Is Bhubaneswar’s rapid expansion in all directions making the city prone to flood? The scene of under-construct high rises and new residential colonies amidst sea of water on the outskirts of city gives an indication of the trend.
Raghunathpur, which was earlier known as an outskirts locality and now a part of city, on Friday witnessed swirling water entering residential colonies and flooding premises of under construct 14-storeyed building, besides vast stretch getting inundated.
Flooding of entire Raghunathpur area rang alarm bells among new settlers. In near future, the frequency of colonies getting flooded within hours of shower will only increase further. Floodwater almost touched backward of Big Bazar Square at Patia.

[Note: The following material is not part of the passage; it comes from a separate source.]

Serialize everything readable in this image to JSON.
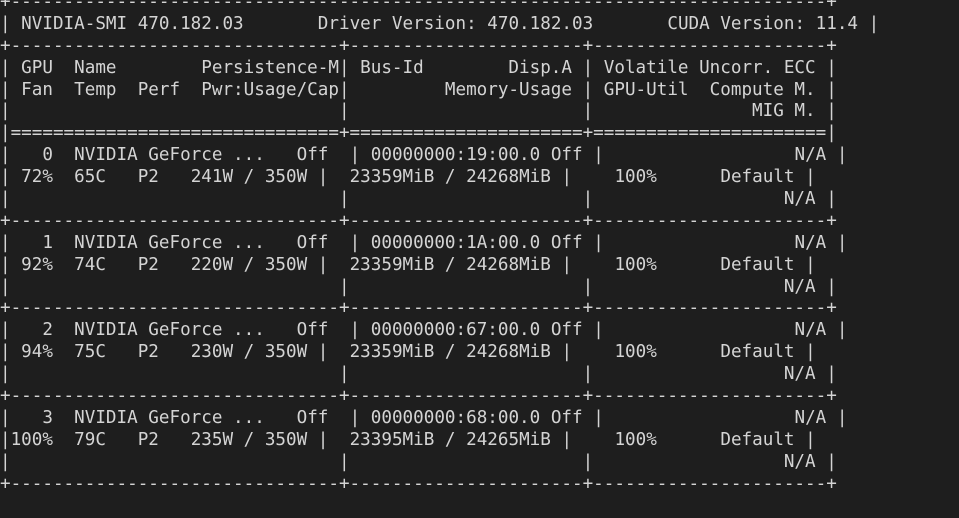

On the other side of railway track, villages such as Kalajhari and Ostapada have been submerged. People were seen fleeing to safer places.
“Such a vast area getting flooded around Raghunathpur is something new to us. During past couple of years, Raghunathpur is part of Bhubaneswar and high income group people have started to settle down here,” said Patitapaban Mishra, who built a house near Raghunathpur.
Mr. Mishra pointed out even the multi-thousand crore apartment projects which were under construction were not spared by the floodwater this time.
If people in northern side of Bhubaneswar are clueless about rainwater entering their houses, southern-eastern Bhubaneswar (Sundarpada area) had already experienced the plight of inundation a few years ago. The misery of houses getting submerged in eastern part of city has multiplied this year.
Why is Bhubaneswar fast getting into the situation akin to that of Mumbai? Rapid unplanned growth around the capital city is the sole reason behind the disaster. Vast agricultural fields used to constitute outer channel of Kanjia Lake of Nandankanan. However, as real estate developers and new settlers have started to convert agricultural land into residential colonies, the natural channels for water discharge are blocked now. Result is evident. Two hours of heavy rain would throw life haywire.
This week’s torrential rain also submerged national highway near Acharya Vihar for the first time. Traffic had to be diverted and vehicles remained stranded on road for hours due to water-logging. Experts blame it to construction of flyovers and development roads without paying much emphasis on water discharge mechanism.
The new by-pass road on eastern side of GGP Colony, Bomikhal and Laxmisagar area too proved to be a bane for people who have been struggling to cope with water inundation during rainy season. The new road had also blocked natural discharge of water from capital city. “Planners have not learnt lessons from the disasters in cities like Mumbai, Kolkata and New Delhi. When they conceive new infrastructure projects like roads, first priority should be given to water discharge system. Apart from human miseries, water-logging in urban areas had also an impact on economy,” said Piyush Ranjan Rout, an urban management practitioner. Despite several attempts authorities neither from Bhubaneswar Municipal Corporation nor from Bhubaneswar Development Authority were prepared to talk on the unplanned growth of the city.